### TASK PROMPT
Skip the pictures. Return exactly the lines from the one containing "Extract the structured" through the end of the entries below.
-- SOURCE DATA follows --
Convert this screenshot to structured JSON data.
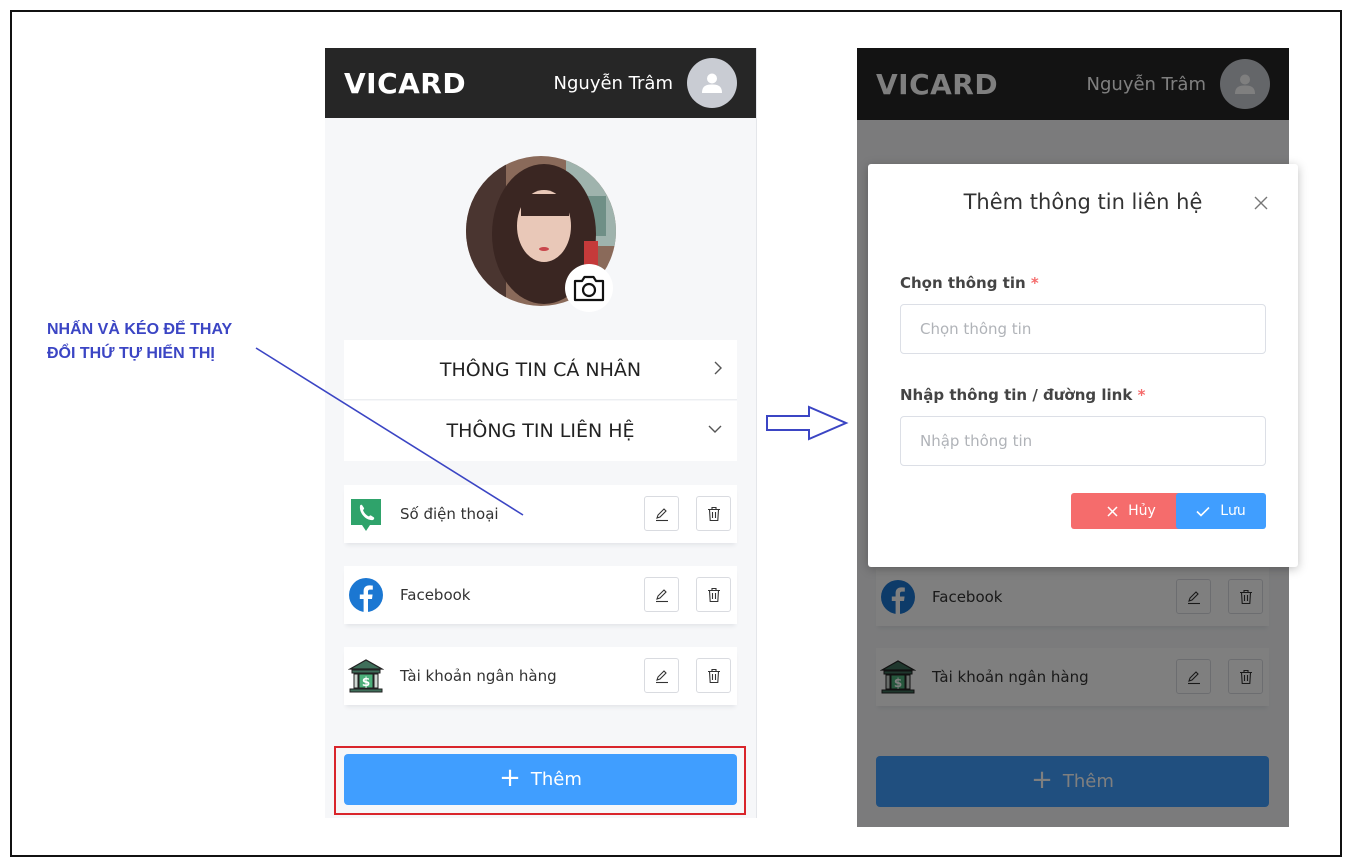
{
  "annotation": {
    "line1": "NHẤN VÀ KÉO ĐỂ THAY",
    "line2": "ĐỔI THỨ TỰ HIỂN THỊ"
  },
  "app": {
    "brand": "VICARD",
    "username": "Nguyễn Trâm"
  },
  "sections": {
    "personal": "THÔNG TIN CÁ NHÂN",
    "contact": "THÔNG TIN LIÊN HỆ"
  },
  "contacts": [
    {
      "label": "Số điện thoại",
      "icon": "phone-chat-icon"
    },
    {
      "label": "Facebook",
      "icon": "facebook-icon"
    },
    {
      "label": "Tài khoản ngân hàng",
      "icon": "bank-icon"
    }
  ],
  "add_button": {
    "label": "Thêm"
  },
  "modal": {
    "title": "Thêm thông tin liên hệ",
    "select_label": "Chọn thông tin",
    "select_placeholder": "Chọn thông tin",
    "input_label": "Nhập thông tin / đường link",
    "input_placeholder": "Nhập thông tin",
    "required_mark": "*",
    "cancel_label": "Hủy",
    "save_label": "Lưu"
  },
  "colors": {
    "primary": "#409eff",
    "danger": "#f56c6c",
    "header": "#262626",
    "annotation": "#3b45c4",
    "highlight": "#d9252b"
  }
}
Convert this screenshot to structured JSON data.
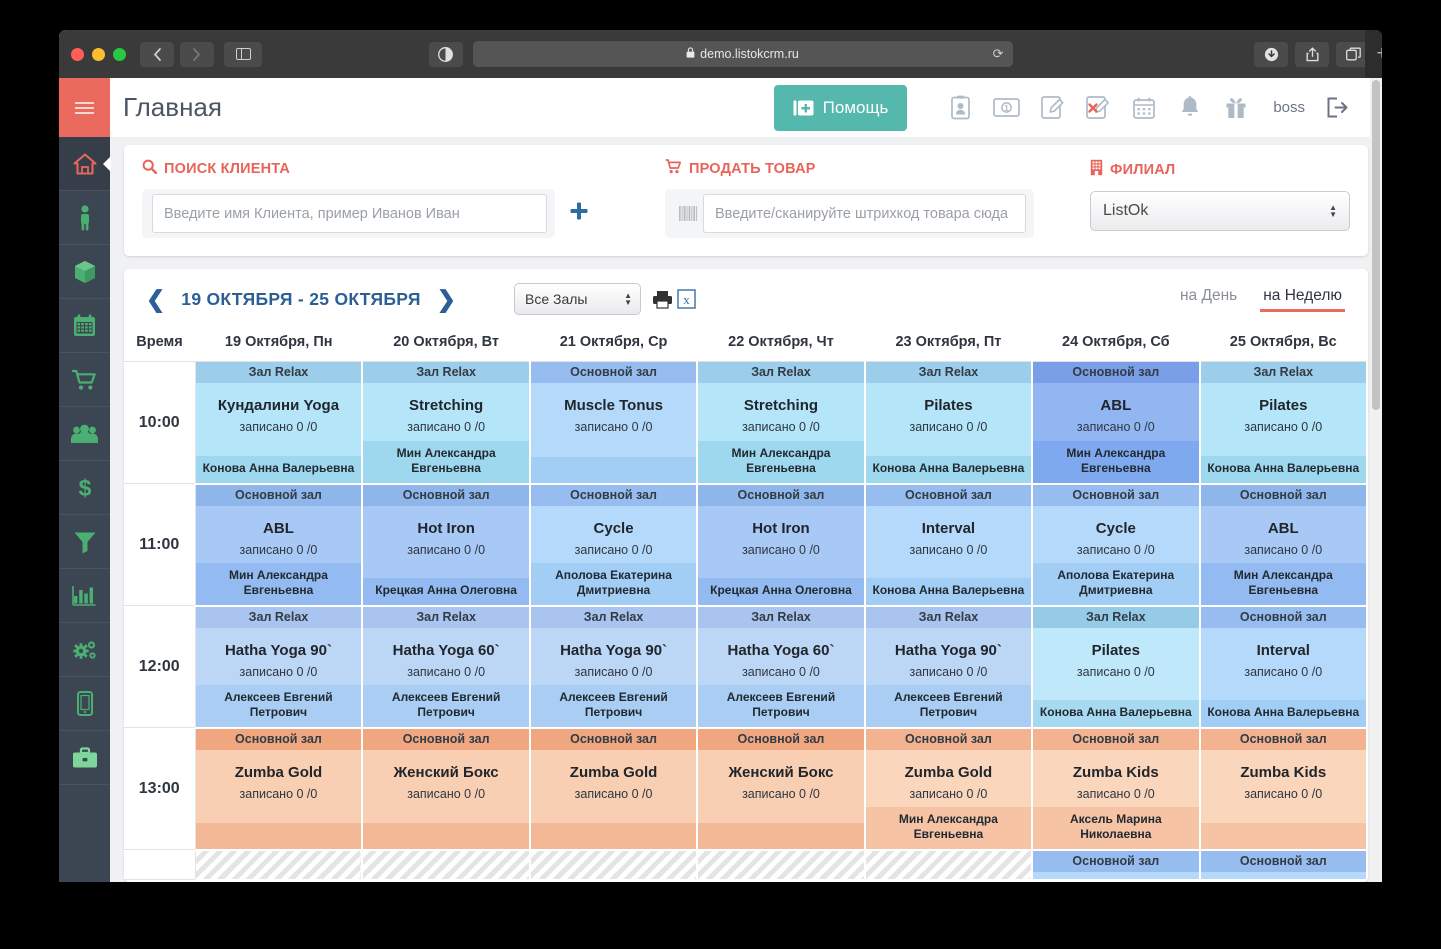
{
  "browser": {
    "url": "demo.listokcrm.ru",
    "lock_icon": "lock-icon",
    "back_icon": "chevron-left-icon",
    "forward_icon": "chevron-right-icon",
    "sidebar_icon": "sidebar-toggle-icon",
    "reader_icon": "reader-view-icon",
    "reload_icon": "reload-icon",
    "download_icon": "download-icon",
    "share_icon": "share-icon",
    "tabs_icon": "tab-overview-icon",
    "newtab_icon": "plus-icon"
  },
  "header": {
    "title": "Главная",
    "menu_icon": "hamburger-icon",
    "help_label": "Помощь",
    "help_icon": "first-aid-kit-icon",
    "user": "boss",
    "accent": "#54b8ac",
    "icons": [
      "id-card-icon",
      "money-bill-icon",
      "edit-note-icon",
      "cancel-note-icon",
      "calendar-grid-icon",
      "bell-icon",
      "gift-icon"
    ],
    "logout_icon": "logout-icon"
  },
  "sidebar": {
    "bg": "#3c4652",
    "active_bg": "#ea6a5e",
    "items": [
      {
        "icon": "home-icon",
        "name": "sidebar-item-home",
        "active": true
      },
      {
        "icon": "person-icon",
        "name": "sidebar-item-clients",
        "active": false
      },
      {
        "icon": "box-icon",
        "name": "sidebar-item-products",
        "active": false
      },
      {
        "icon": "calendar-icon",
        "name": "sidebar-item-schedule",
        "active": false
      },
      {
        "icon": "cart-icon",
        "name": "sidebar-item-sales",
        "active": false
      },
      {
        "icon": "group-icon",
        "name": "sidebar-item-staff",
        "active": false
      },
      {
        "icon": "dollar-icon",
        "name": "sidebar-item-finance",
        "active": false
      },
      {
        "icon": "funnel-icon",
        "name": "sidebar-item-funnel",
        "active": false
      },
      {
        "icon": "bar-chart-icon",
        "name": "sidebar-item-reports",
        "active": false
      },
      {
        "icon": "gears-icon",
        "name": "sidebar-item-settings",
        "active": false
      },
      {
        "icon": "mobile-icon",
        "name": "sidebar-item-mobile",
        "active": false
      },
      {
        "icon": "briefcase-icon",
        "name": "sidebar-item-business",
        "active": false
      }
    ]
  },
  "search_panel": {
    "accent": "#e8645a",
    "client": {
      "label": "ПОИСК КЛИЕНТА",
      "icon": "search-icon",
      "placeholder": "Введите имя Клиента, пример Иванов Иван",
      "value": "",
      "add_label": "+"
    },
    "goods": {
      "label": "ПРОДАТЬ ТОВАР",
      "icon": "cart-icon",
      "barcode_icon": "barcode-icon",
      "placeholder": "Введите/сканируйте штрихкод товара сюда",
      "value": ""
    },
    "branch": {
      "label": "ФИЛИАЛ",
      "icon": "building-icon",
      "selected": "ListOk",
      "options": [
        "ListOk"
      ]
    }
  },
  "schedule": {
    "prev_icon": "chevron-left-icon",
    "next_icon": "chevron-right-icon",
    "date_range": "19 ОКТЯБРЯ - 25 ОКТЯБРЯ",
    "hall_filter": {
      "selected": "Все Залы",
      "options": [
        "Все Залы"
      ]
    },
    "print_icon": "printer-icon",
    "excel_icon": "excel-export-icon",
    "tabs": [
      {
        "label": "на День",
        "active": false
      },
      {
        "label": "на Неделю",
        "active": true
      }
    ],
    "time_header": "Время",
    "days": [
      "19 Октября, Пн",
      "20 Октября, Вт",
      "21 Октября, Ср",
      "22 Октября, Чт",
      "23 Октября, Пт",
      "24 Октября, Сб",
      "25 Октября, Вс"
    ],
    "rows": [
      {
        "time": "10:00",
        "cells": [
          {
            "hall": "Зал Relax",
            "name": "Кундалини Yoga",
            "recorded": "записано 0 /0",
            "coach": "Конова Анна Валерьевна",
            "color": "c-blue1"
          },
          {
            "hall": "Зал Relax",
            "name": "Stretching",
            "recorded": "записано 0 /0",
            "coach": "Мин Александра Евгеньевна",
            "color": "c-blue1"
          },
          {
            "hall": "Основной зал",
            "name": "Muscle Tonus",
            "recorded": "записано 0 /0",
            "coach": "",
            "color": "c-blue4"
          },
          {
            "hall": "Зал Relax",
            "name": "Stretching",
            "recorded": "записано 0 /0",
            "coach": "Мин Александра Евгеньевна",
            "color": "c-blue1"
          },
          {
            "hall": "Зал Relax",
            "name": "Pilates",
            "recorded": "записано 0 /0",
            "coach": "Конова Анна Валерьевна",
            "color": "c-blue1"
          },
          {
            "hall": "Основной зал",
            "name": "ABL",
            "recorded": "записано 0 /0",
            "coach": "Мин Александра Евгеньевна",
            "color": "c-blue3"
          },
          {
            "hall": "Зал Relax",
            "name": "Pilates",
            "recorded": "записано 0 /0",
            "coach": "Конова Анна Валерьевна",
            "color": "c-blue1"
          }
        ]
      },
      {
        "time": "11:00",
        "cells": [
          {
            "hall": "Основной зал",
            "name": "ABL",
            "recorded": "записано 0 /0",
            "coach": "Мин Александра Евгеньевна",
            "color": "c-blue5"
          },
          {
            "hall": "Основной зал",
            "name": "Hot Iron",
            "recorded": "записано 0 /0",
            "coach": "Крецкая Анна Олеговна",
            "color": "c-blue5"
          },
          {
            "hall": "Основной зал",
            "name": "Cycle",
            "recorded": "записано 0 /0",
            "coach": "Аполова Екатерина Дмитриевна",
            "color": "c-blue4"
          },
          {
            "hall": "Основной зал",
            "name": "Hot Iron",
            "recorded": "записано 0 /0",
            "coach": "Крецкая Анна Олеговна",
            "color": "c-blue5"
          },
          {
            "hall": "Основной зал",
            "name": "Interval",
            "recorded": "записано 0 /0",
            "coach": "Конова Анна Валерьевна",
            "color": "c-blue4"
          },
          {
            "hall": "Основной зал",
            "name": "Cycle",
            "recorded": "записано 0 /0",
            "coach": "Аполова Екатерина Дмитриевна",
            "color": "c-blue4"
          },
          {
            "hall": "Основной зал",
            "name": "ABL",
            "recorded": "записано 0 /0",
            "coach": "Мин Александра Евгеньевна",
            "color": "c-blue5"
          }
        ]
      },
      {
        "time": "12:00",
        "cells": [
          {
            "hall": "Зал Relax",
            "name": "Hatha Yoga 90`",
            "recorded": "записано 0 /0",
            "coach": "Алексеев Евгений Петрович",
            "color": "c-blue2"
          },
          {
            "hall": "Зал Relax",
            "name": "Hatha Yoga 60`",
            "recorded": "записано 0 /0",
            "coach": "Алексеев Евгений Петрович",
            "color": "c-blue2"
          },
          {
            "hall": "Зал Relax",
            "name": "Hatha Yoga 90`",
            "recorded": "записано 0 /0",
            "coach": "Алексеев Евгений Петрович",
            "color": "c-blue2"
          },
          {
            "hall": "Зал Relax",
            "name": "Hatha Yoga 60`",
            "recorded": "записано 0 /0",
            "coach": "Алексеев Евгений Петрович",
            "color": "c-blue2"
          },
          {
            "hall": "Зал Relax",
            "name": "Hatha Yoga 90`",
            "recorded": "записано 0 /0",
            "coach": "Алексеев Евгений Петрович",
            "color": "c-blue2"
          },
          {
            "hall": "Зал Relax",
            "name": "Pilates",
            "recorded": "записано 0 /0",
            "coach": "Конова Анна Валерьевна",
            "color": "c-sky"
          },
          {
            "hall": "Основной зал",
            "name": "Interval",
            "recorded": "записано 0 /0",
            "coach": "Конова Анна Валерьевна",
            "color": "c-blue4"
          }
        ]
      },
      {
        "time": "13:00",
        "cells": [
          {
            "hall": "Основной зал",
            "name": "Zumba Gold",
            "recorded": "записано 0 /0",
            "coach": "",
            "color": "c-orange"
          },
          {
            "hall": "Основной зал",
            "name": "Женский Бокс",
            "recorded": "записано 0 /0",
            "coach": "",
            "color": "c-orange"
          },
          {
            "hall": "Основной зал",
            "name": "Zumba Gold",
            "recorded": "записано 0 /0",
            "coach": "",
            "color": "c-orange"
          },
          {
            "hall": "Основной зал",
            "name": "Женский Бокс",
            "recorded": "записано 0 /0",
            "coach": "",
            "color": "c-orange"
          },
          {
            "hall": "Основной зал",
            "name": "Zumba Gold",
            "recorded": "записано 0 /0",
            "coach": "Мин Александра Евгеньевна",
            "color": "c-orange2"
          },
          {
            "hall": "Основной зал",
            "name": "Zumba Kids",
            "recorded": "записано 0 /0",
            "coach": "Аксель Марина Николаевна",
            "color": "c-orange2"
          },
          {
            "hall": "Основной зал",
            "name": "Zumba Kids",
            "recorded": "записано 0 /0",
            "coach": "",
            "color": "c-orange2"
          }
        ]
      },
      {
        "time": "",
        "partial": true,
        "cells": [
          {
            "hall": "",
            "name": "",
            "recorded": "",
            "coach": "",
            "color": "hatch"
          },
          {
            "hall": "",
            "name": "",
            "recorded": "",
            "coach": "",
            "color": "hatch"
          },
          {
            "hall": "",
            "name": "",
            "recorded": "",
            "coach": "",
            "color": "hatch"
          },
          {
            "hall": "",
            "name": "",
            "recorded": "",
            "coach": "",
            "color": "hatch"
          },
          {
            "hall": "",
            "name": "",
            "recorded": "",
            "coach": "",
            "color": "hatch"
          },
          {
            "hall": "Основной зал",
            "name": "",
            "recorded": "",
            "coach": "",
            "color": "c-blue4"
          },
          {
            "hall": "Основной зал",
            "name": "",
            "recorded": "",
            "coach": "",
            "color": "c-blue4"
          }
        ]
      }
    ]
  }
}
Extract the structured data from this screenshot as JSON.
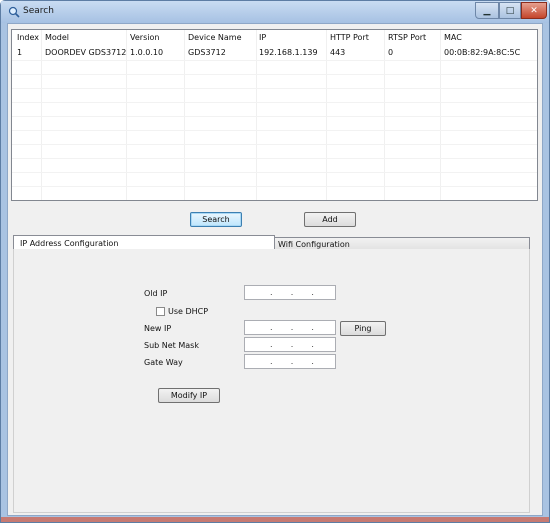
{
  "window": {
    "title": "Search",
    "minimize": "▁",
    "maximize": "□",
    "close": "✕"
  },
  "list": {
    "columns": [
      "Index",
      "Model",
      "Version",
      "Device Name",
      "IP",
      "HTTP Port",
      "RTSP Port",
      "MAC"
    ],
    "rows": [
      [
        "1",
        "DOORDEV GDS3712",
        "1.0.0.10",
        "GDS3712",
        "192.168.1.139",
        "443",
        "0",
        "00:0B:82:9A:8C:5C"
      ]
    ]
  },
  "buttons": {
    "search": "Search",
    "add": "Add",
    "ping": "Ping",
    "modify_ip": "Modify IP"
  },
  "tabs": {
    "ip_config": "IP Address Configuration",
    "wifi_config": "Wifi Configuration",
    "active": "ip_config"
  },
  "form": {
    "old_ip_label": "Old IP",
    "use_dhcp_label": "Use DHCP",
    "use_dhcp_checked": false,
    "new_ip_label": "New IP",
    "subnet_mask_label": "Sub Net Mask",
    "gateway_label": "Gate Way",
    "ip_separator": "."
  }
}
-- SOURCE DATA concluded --
### TASK ANSWER
Extract the structured data from this screenshot as JSON.
{
  "window": {
    "title": "Search",
    "minimize": "▁",
    "maximize": "□",
    "close": "✕"
  },
  "list": {
    "columns": [
      "Index",
      "Model",
      "Version",
      "Device Name",
      "IP",
      "HTTP Port",
      "RTSP Port",
      "MAC"
    ],
    "rows": [
      [
        "1",
        "DOORDEV GDS3712",
        "1.0.0.10",
        "GDS3712",
        "192.168.1.139",
        "443",
        "0",
        "00:0B:82:9A:8C:5C"
      ]
    ]
  },
  "buttons": {
    "search": "Search",
    "add": "Add",
    "ping": "Ping",
    "modify_ip": "Modify IP"
  },
  "tabs": {
    "ip_config": "IP Address Configuration",
    "wifi_config": "Wifi Configuration",
    "active": "ip_config"
  },
  "form": {
    "old_ip_label": "Old IP",
    "use_dhcp_label": "Use DHCP",
    "use_dhcp_checked": false,
    "new_ip_label": "New IP",
    "subnet_mask_label": "Sub Net Mask",
    "gateway_label": "Gate Way",
    "ip_separator": "."
  }
}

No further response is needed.